Dataset rows describing interfaces:
*** Begin section ***

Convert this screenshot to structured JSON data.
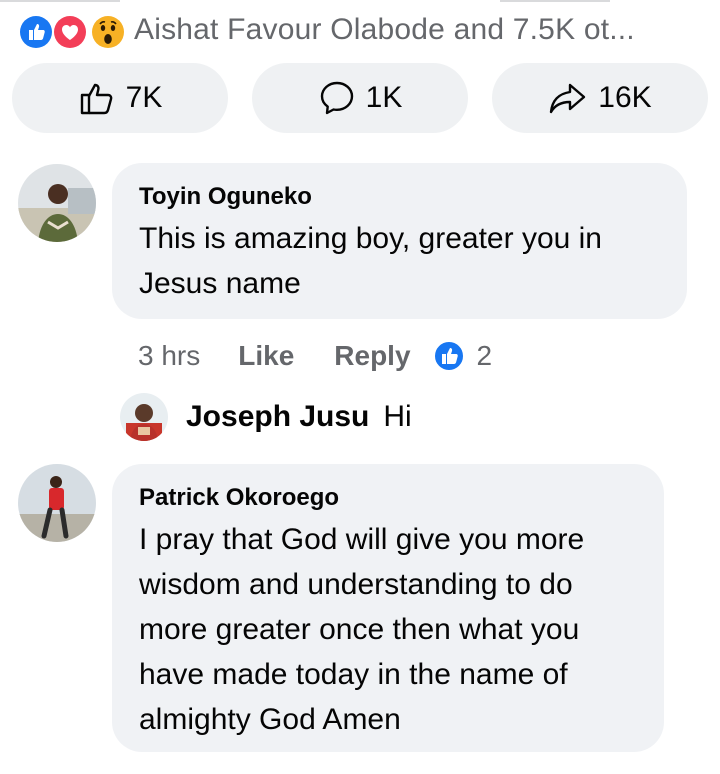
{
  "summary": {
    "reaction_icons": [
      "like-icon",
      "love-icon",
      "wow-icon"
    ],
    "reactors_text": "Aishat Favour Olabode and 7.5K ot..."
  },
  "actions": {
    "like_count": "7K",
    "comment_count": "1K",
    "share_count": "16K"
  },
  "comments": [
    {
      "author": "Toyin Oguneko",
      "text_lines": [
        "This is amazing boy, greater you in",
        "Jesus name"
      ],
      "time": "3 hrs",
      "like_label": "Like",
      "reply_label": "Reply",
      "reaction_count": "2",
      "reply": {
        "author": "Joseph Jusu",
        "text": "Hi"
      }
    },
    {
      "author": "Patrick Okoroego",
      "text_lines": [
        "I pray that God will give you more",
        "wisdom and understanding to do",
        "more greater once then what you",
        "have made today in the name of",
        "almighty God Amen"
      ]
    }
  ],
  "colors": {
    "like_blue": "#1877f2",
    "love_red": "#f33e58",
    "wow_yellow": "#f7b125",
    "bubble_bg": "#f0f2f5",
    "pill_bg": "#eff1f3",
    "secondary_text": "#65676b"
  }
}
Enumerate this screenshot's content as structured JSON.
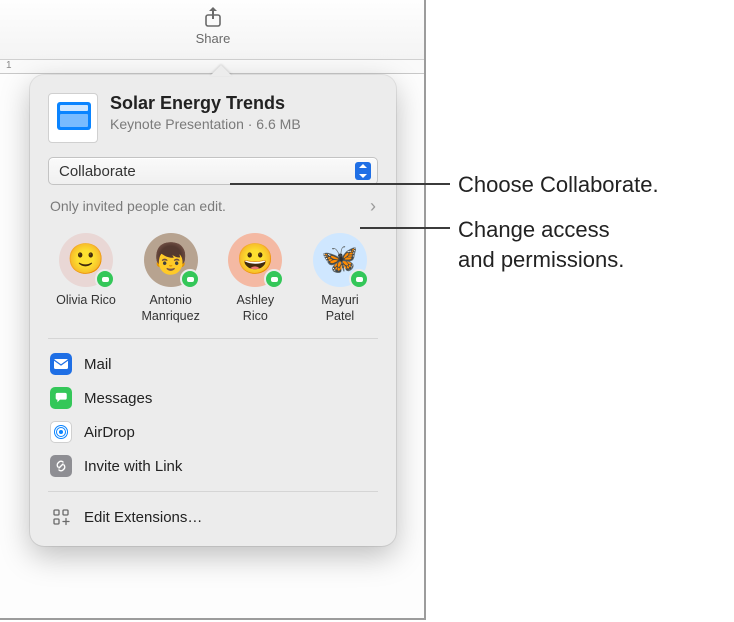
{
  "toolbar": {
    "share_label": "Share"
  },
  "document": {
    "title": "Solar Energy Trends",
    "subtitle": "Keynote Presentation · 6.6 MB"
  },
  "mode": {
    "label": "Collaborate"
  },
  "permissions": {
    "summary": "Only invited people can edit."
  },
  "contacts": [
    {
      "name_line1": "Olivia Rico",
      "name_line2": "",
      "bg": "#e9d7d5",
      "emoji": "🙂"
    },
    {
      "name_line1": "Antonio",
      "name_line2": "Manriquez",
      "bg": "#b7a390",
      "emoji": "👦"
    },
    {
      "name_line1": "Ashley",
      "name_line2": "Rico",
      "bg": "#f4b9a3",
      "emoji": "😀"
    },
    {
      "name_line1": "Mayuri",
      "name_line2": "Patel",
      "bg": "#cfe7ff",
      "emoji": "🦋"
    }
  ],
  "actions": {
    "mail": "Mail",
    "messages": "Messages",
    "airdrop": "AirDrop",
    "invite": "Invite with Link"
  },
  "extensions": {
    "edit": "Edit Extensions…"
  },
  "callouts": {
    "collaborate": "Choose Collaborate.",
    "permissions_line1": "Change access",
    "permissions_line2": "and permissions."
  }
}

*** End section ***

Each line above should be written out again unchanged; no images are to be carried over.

# PROBLEM SOLUTION
Convert this screenshot to structured JSON data.
{
  "summary": {
    "reaction_icons": [
      "like-icon",
      "love-icon",
      "wow-icon"
    ],
    "reactors_text": "Aishat Favour Olabode and 7.5K ot..."
  },
  "actions": {
    "like_count": "7K",
    "comment_count": "1K",
    "share_count": "16K"
  },
  "comments": [
    {
      "author": "Toyin Oguneko",
      "text_lines": [
        "This is amazing boy, greater you in",
        "Jesus name"
      ],
      "time": "3 hrs",
      "like_label": "Like",
      "reply_label": "Reply",
      "reaction_count": "2",
      "reply": {
        "author": "Joseph Jusu",
        "text": "Hi"
      }
    },
    {
      "author": "Patrick Okoroego",
      "text_lines": [
        "I pray that God will give you more",
        "wisdom and understanding to do",
        "more greater once then what you",
        "have made today in the name of",
        "almighty God Amen"
      ]
    }
  ],
  "colors": {
    "like_blue": "#1877f2",
    "love_red": "#f33e58",
    "wow_yellow": "#f7b125",
    "bubble_bg": "#f0f2f5",
    "pill_bg": "#eff1f3",
    "secondary_text": "#65676b"
  }
}
Enumerate this screenshot's content as structured JSON.
{
  "toolbar": {
    "share_label": "Share"
  },
  "document": {
    "title": "Solar Energy Trends",
    "subtitle": "Keynote Presentation · 6.6 MB"
  },
  "mode": {
    "label": "Collaborate"
  },
  "permissions": {
    "summary": "Only invited people can edit."
  },
  "contacts": [
    {
      "name_line1": "Olivia Rico",
      "name_line2": "",
      "bg": "#e9d7d5",
      "emoji": "🙂"
    },
    {
      "name_line1": "Antonio",
      "name_line2": "Manriquez",
      "bg": "#b7a390",
      "emoji": "👦"
    },
    {
      "name_line1": "Ashley",
      "name_line2": "Rico",
      "bg": "#f4b9a3",
      "emoji": "😀"
    },
    {
      "name_line1": "Mayuri",
      "name_line2": "Patel",
      "bg": "#cfe7ff",
      "emoji": "🦋"
    }
  ],
  "actions": {
    "mail": "Mail",
    "messages": "Messages",
    "airdrop": "AirDrop",
    "invite": "Invite with Link"
  },
  "extensions": {
    "edit": "Edit Extensions…"
  },
  "callouts": {
    "collaborate": "Choose Collaborate.",
    "permissions_line1": "Change access",
    "permissions_line2": "and permissions."
  }
}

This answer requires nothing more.